== Your task ==
All entries shown below must be given again word for word.
----- Dataset records
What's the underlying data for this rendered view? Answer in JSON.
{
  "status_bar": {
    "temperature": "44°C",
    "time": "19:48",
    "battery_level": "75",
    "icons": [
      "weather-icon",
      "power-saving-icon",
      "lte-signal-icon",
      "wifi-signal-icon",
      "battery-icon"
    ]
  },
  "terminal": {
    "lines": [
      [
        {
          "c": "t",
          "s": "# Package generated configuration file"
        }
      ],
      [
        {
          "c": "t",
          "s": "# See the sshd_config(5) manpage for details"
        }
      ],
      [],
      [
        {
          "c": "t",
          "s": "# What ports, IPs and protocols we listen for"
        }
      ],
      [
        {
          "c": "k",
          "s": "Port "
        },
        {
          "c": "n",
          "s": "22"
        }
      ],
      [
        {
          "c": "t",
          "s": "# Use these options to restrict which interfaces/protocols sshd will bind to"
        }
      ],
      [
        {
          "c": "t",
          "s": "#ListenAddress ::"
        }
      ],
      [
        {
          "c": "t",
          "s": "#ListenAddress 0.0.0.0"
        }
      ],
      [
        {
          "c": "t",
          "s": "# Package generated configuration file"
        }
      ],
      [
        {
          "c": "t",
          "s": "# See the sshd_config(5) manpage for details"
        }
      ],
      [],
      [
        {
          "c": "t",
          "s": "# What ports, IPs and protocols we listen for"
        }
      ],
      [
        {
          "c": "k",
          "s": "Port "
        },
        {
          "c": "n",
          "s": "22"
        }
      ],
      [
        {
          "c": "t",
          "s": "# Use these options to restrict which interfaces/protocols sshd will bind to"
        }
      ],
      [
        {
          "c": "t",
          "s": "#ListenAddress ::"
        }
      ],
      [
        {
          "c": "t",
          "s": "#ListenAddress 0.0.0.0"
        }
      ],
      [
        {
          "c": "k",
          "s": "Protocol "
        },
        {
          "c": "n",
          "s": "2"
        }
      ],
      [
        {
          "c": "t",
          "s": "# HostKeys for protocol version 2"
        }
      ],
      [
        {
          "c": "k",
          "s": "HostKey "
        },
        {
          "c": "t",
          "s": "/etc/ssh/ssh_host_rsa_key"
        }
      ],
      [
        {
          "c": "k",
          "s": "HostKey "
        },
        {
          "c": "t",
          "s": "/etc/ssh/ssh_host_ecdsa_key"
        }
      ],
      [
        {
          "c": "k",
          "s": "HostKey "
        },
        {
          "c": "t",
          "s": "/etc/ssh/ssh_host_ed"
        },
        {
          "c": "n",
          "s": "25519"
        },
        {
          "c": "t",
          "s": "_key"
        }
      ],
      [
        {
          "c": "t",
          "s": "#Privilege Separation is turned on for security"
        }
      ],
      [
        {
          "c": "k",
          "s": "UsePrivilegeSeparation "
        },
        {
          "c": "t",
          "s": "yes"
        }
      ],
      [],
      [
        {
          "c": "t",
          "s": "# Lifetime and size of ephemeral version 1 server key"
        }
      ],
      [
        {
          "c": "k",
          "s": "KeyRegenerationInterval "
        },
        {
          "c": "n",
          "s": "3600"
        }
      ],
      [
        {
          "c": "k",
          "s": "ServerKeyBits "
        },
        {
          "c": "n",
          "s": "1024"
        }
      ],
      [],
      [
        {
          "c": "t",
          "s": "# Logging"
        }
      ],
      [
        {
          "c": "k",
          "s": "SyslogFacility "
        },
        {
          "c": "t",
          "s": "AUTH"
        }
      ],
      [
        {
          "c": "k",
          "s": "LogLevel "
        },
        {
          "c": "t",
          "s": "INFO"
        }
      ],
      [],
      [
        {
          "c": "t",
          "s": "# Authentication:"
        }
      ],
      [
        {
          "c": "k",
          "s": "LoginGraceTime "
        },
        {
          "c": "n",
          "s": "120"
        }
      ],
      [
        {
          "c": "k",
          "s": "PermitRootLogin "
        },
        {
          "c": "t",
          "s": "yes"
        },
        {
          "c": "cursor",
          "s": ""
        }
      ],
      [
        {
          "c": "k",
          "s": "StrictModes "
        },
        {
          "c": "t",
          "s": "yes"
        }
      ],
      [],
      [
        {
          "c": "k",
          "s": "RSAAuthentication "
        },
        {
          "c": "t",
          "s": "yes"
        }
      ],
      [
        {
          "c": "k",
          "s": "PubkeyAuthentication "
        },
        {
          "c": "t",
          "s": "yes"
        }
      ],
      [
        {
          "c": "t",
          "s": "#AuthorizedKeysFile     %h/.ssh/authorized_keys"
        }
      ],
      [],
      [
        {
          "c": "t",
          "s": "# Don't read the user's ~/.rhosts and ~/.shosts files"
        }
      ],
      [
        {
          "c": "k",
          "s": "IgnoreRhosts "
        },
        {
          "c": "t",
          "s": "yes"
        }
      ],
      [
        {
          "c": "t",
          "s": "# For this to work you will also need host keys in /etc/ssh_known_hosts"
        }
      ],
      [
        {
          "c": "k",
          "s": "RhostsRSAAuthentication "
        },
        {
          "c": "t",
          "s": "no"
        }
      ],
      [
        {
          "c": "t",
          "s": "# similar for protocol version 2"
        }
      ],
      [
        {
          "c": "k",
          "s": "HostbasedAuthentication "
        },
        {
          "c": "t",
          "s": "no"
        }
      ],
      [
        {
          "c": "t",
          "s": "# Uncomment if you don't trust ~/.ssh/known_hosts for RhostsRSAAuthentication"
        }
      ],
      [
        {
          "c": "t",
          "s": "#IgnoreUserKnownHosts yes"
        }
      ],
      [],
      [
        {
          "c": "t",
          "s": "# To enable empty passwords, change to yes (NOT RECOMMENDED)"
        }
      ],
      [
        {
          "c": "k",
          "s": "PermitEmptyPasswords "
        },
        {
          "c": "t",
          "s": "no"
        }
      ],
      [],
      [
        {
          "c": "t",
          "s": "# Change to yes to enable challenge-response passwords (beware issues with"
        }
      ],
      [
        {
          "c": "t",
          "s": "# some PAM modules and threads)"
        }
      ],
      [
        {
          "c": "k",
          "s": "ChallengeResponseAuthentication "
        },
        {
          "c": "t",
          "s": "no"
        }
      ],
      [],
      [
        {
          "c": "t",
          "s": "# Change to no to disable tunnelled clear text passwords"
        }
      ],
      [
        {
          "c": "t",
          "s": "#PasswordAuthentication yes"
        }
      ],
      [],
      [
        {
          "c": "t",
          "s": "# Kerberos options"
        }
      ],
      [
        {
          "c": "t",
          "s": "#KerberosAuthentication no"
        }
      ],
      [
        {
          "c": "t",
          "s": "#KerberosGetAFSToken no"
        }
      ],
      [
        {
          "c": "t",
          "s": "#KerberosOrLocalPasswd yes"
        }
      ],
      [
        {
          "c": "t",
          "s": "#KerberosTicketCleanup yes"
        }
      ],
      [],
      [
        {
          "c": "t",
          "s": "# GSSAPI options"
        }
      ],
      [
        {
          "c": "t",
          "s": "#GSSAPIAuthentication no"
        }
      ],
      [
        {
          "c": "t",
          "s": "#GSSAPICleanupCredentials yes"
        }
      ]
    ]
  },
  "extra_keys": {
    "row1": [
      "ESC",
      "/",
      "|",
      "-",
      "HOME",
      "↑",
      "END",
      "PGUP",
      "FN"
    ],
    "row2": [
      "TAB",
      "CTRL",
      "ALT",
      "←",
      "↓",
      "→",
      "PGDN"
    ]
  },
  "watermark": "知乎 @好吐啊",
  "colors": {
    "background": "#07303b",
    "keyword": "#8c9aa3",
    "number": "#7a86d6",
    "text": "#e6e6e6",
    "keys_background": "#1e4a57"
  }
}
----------
== Solution below ==
What's the underlying data for this rendered view? Answer in JSON.
{
  "status_bar": {
    "temperature": "44°C",
    "time": "19:48",
    "battery_level": "75",
    "icons": [
      "weather-icon",
      "power-saving-icon",
      "lte-signal-icon",
      "wifi-signal-icon",
      "battery-icon"
    ]
  },
  "terminal": {
    "lines": [
      [
        {
          "c": "t",
          "s": "# Package generated configuration file"
        }
      ],
      [
        {
          "c": "t",
          "s": "# See the sshd_config(5) manpage for details"
        }
      ],
      [],
      [
        {
          "c": "t",
          "s": "# What ports, IPs and protocols we listen for"
        }
      ],
      [
        {
          "c": "k",
          "s": "Port "
        },
        {
          "c": "n",
          "s": "22"
        }
      ],
      [
        {
          "c": "t",
          "s": "# Use these options to restrict which interfaces/protocols sshd will bind to"
        }
      ],
      [
        {
          "c": "t",
          "s": "#ListenAddress ::"
        }
      ],
      [
        {
          "c": "t",
          "s": "#ListenAddress 0.0.0.0"
        }
      ],
      [
        {
          "c": "t",
          "s": "# Package generated configuration file"
        }
      ],
      [
        {
          "c": "t",
          "s": "# See the sshd_config(5) manpage for details"
        }
      ],
      [],
      [
        {
          "c": "t",
          "s": "# What ports, IPs and protocols we listen for"
        }
      ],
      [
        {
          "c": "k",
          "s": "Port "
        },
        {
          "c": "n",
          "s": "22"
        }
      ],
      [
        {
          "c": "t",
          "s": "# Use these options to restrict which interfaces/protocols sshd will bind to"
        }
      ],
      [
        {
          "c": "t",
          "s": "#ListenAddress ::"
        }
      ],
      [
        {
          "c": "t",
          "s": "#ListenAddress 0.0.0.0"
        }
      ],
      [
        {
          "c": "k",
          "s": "Protocol "
        },
        {
          "c": "n",
          "s": "2"
        }
      ],
      [
        {
          "c": "t",
          "s": "# HostKeys for protocol version 2"
        }
      ],
      [
        {
          "c": "k",
          "s": "HostKey "
        },
        {
          "c": "t",
          "s": "/etc/ssh/ssh_host_rsa_key"
        }
      ],
      [
        {
          "c": "k",
          "s": "HostKey "
        },
        {
          "c": "t",
          "s": "/etc/ssh/ssh_host_ecdsa_key"
        }
      ],
      [
        {
          "c": "k",
          "s": "HostKey "
        },
        {
          "c": "t",
          "s": "/etc/ssh/ssh_host_ed"
        },
        {
          "c": "n",
          "s": "25519"
        },
        {
          "c": "t",
          "s": "_key"
        }
      ],
      [
        {
          "c": "t",
          "s": "#Privilege Separation is turned on for security"
        }
      ],
      [
        {
          "c": "k",
          "s": "UsePrivilegeSeparation "
        },
        {
          "c": "t",
          "s": "yes"
        }
      ],
      [],
      [
        {
          "c": "t",
          "s": "# Lifetime and size of ephemeral version 1 server key"
        }
      ],
      [
        {
          "c": "k",
          "s": "KeyRegenerationInterval "
        },
        {
          "c": "n",
          "s": "3600"
        }
      ],
      [
        {
          "c": "k",
          "s": "ServerKeyBits "
        },
        {
          "c": "n",
          "s": "1024"
        }
      ],
      [],
      [
        {
          "c": "t",
          "s": "# Logging"
        }
      ],
      [
        {
          "c": "k",
          "s": "SyslogFacility "
        },
        {
          "c": "t",
          "s": "AUTH"
        }
      ],
      [
        {
          "c": "k",
          "s": "LogLevel "
        },
        {
          "c": "t",
          "s": "INFO"
        }
      ],
      [],
      [
        {
          "c": "t",
          "s": "# Authentication:"
        }
      ],
      [
        {
          "c": "k",
          "s": "LoginGraceTime "
        },
        {
          "c": "n",
          "s": "120"
        }
      ],
      [
        {
          "c": "k",
          "s": "PermitRootLogin "
        },
        {
          "c": "t",
          "s": "yes"
        },
        {
          "c": "cursor",
          "s": ""
        }
      ],
      [
        {
          "c": "k",
          "s": "StrictModes "
        },
        {
          "c": "t",
          "s": "yes"
        }
      ],
      [],
      [
        {
          "c": "k",
          "s": "RSAAuthentication "
        },
        {
          "c": "t",
          "s": "yes"
        }
      ],
      [
        {
          "c": "k",
          "s": "PubkeyAuthentication "
        },
        {
          "c": "t",
          "s": "yes"
        }
      ],
      [
        {
          "c": "t",
          "s": "#AuthorizedKeysFile     %h/.ssh/authorized_keys"
        }
      ],
      [],
      [
        {
          "c": "t",
          "s": "# Don't read the user's ~/.rhosts and ~/.shosts files"
        }
      ],
      [
        {
          "c": "k",
          "s": "IgnoreRhosts "
        },
        {
          "c": "t",
          "s": "yes"
        }
      ],
      [
        {
          "c": "t",
          "s": "# For this to work you will also need host keys in /etc/ssh_known_hosts"
        }
      ],
      [
        {
          "c": "k",
          "s": "RhostsRSAAuthentication "
        },
        {
          "c": "t",
          "s": "no"
        }
      ],
      [
        {
          "c": "t",
          "s": "# similar for protocol version 2"
        }
      ],
      [
        {
          "c": "k",
          "s": "HostbasedAuthentication "
        },
        {
          "c": "t",
          "s": "no"
        }
      ],
      [
        {
          "c": "t",
          "s": "# Uncomment if you don't trust ~/.ssh/known_hosts for RhostsRSAAuthentication"
        }
      ],
      [
        {
          "c": "t",
          "s": "#IgnoreUserKnownHosts yes"
        }
      ],
      [],
      [
        {
          "c": "t",
          "s": "# To enable empty passwords, change to yes (NOT RECOMMENDED)"
        }
      ],
      [
        {
          "c": "k",
          "s": "PermitEmptyPasswords "
        },
        {
          "c": "t",
          "s": "no"
        }
      ],
      [],
      [
        {
          "c": "t",
          "s": "# Change to yes to enable challenge-response passwords (beware issues with"
        }
      ],
      [
        {
          "c": "t",
          "s": "# some PAM modules and threads)"
        }
      ],
      [
        {
          "c": "k",
          "s": "ChallengeResponseAuthentication "
        },
        {
          "c": "t",
          "s": "no"
        }
      ],
      [],
      [
        {
          "c": "t",
          "s": "# Change to no to disable tunnelled clear text passwords"
        }
      ],
      [
        {
          "c": "t",
          "s": "#PasswordAuthentication yes"
        }
      ],
      [],
      [
        {
          "c": "t",
          "s": "# Kerberos options"
        }
      ],
      [
        {
          "c": "t",
          "s": "#KerberosAuthentication no"
        }
      ],
      [
        {
          "c": "t",
          "s": "#KerberosGetAFSToken no"
        }
      ],
      [
        {
          "c": "t",
          "s": "#KerberosOrLocalPasswd yes"
        }
      ],
      [
        {
          "c": "t",
          "s": "#KerberosTicketCleanup yes"
        }
      ],
      [],
      [
        {
          "c": "t",
          "s": "# GSSAPI options"
        }
      ],
      [
        {
          "c": "t",
          "s": "#GSSAPIAuthentication no"
        }
      ],
      [
        {
          "c": "t",
          "s": "#GSSAPICleanupCredentials yes"
        }
      ]
    ]
  },
  "extra_keys": {
    "row1": [
      "ESC",
      "/",
      "|",
      "-",
      "HOME",
      "↑",
      "END",
      "PGUP",
      "FN"
    ],
    "row2": [
      "TAB",
      "CTRL",
      "ALT",
      "←",
      "↓",
      "→",
      "PGDN"
    ]
  },
  "watermark": "知乎 @好吐啊",
  "colors": {
    "background": "#07303b",
    "keyword": "#8c9aa3",
    "number": "#7a86d6",
    "text": "#e6e6e6",
    "keys_background": "#1e4a57"
  }
}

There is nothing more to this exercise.